He is all pine and I am apple orchard. My apple trees will never get across And eat the cones under his pines, I tell him. (lines 25-26)
We know what the speaker means when he says that his neighbor is "all pine," and he is "apple orchard," but, at this moment, we can’t help but imagine (just for a split second), our speaker in the form of a talking, walking apple tree, and his neighbor in the form of a pine tree (like those giant tree-things in The Lord of the Rings). We also then can’t help but imagine how slightly carnivorous and threatening it would seem for our speaker, the apple tree, to eat the pinecones of his neighbor. What would be the worst-case scenario you can imagine if one of the neighbors owned cows, and if there were no wall between the properties? What damage can cows do?
He moves in darkness as it seems to me Not of woods only and the shade of trees. (lines 42-43)

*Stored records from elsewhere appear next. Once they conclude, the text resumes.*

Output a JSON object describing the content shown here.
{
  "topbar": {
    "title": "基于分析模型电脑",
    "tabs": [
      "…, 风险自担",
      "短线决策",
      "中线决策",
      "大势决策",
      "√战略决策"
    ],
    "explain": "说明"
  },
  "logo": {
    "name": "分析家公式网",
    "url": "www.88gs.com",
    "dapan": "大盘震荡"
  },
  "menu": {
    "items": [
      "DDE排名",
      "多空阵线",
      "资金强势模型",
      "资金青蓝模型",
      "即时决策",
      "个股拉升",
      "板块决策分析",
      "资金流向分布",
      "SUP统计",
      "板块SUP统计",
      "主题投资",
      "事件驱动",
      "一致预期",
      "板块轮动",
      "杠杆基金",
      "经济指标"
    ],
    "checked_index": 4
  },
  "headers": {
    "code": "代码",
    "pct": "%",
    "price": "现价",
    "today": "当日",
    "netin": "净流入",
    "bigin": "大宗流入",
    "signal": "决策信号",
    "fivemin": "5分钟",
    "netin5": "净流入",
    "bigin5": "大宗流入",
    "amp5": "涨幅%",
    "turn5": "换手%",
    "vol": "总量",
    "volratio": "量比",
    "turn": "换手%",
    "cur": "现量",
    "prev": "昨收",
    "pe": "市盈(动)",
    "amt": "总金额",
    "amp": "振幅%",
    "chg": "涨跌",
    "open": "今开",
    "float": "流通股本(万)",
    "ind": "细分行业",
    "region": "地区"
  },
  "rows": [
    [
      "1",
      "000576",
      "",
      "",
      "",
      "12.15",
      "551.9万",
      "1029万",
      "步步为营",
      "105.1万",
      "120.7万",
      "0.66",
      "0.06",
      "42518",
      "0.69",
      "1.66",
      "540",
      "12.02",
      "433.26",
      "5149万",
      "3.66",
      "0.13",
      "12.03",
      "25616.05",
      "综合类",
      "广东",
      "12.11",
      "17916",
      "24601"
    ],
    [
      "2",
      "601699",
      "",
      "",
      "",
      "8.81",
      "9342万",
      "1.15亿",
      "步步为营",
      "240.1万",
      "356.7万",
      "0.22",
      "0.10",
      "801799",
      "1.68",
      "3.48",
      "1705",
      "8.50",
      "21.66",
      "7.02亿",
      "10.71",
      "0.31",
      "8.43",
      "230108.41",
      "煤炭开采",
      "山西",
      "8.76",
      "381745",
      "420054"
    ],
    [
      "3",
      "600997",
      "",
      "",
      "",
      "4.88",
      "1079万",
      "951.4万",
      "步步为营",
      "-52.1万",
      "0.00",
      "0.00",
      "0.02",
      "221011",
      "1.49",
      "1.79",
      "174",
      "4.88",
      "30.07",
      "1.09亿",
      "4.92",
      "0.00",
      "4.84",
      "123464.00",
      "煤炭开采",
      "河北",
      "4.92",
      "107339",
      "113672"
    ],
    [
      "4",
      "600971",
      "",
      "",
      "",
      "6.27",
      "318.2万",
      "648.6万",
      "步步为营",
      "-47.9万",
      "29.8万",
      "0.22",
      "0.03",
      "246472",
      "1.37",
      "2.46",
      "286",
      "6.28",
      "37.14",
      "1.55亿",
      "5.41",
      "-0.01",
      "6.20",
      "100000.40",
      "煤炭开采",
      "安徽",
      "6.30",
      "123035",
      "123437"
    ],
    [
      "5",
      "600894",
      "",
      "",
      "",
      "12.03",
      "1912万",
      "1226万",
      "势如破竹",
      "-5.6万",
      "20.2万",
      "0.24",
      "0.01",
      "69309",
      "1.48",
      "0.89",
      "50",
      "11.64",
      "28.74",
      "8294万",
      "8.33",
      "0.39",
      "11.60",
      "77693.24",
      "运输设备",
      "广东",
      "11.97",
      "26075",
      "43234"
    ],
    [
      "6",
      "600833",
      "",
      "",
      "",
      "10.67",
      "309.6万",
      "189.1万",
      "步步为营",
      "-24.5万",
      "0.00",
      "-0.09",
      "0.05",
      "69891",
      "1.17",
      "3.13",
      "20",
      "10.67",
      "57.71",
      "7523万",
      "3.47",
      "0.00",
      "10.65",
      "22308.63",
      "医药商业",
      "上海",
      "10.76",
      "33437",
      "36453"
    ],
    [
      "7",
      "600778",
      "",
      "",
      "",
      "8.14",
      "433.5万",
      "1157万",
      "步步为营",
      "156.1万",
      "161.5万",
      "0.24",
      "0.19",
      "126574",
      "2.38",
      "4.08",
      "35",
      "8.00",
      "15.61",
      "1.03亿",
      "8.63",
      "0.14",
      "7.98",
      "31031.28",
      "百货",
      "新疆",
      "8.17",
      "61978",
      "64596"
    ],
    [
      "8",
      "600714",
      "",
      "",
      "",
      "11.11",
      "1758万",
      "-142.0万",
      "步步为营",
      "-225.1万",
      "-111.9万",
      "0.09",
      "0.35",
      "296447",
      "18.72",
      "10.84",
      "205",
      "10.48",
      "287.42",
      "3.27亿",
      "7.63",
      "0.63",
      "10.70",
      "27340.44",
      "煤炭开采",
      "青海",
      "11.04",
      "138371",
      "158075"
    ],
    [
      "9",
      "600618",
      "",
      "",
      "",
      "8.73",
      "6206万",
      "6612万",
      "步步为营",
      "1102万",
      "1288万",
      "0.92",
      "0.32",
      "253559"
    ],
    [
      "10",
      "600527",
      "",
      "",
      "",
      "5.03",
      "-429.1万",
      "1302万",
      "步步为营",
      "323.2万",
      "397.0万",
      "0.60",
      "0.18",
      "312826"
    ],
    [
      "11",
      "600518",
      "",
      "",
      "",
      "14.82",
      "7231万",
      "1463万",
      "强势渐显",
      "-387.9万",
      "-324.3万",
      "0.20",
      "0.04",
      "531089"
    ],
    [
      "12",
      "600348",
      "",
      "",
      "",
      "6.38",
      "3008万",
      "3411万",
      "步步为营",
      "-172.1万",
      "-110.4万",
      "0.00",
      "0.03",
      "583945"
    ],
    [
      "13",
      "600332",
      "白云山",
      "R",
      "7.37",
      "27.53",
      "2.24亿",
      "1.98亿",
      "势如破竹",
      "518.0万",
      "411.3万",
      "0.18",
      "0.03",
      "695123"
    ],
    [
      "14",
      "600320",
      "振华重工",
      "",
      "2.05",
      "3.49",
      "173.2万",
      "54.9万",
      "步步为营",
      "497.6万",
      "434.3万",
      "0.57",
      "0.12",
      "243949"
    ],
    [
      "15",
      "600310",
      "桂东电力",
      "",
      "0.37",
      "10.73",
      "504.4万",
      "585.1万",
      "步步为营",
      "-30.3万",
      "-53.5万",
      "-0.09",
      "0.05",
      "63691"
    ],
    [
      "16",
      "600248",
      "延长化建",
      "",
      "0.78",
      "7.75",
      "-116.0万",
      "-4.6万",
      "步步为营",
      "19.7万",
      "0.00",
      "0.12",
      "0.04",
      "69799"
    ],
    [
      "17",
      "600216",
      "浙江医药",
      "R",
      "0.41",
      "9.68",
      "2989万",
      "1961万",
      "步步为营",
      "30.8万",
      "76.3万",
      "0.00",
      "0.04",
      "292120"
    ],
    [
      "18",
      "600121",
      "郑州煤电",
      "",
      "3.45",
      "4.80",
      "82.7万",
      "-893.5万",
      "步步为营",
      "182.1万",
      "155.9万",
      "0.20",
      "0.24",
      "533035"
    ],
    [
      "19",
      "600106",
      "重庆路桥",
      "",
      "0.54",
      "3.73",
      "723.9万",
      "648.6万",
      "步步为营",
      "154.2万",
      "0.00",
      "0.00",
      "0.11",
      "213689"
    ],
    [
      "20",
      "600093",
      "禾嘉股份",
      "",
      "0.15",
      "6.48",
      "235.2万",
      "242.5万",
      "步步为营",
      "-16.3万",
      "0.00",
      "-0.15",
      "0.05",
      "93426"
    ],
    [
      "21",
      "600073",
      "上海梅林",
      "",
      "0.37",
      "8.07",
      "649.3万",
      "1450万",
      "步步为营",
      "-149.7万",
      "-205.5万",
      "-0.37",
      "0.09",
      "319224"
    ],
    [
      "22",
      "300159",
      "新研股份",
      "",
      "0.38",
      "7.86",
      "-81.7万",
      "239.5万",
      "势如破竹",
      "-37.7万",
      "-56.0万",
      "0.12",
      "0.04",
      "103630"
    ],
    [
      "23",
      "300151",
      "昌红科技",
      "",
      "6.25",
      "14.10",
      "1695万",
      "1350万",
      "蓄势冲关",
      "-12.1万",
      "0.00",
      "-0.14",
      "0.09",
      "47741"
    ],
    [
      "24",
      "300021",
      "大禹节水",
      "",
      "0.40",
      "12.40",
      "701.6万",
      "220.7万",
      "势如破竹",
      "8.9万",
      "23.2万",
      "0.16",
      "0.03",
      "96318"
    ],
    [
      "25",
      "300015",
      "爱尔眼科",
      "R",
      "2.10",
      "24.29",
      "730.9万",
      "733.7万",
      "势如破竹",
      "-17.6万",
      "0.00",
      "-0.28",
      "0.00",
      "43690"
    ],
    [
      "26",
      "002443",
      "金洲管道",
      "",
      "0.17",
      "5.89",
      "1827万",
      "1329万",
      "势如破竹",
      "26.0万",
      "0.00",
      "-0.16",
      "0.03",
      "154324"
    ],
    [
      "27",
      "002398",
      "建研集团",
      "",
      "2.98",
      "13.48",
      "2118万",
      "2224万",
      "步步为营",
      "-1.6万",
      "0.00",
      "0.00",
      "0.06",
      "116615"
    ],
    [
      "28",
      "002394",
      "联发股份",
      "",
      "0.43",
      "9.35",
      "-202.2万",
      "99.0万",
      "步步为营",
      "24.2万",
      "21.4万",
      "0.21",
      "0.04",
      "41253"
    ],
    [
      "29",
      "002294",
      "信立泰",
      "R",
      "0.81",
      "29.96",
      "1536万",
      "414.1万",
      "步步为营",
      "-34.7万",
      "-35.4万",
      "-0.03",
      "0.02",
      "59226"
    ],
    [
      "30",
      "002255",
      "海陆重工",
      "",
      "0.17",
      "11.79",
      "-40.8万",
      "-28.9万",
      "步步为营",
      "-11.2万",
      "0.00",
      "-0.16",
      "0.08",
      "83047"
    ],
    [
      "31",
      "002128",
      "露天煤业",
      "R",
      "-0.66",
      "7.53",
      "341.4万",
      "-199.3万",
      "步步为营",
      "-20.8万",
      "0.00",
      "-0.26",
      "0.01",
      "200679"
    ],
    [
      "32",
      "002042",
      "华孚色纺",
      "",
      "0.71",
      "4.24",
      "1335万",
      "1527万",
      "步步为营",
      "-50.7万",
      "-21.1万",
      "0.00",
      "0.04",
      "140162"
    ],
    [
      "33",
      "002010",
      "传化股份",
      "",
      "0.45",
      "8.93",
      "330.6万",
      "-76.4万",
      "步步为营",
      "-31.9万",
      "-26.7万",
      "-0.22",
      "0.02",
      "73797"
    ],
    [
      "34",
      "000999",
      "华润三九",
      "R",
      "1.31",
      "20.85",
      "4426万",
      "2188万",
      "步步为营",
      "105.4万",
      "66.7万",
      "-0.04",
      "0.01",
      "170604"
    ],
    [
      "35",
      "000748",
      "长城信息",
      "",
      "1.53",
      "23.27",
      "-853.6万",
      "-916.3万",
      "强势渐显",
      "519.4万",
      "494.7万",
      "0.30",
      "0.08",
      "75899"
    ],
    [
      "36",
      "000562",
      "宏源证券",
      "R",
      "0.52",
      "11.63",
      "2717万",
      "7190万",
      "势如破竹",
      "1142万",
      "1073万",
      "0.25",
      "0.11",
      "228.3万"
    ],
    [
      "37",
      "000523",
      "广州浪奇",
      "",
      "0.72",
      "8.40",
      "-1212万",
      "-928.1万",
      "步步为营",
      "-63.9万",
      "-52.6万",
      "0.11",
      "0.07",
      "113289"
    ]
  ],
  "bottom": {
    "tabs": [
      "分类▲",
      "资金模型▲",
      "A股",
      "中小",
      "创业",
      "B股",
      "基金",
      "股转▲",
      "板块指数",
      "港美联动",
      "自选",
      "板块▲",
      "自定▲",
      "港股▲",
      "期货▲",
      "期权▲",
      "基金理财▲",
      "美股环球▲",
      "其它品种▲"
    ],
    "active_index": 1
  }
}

Here we see nature blend with some other force? The treetops shade the neighbor, but there’s another darkness about him that the speaker can’t quite pin down. Are there any other moments in the poem where we see nature blended with other, more supernatural forces or ideas?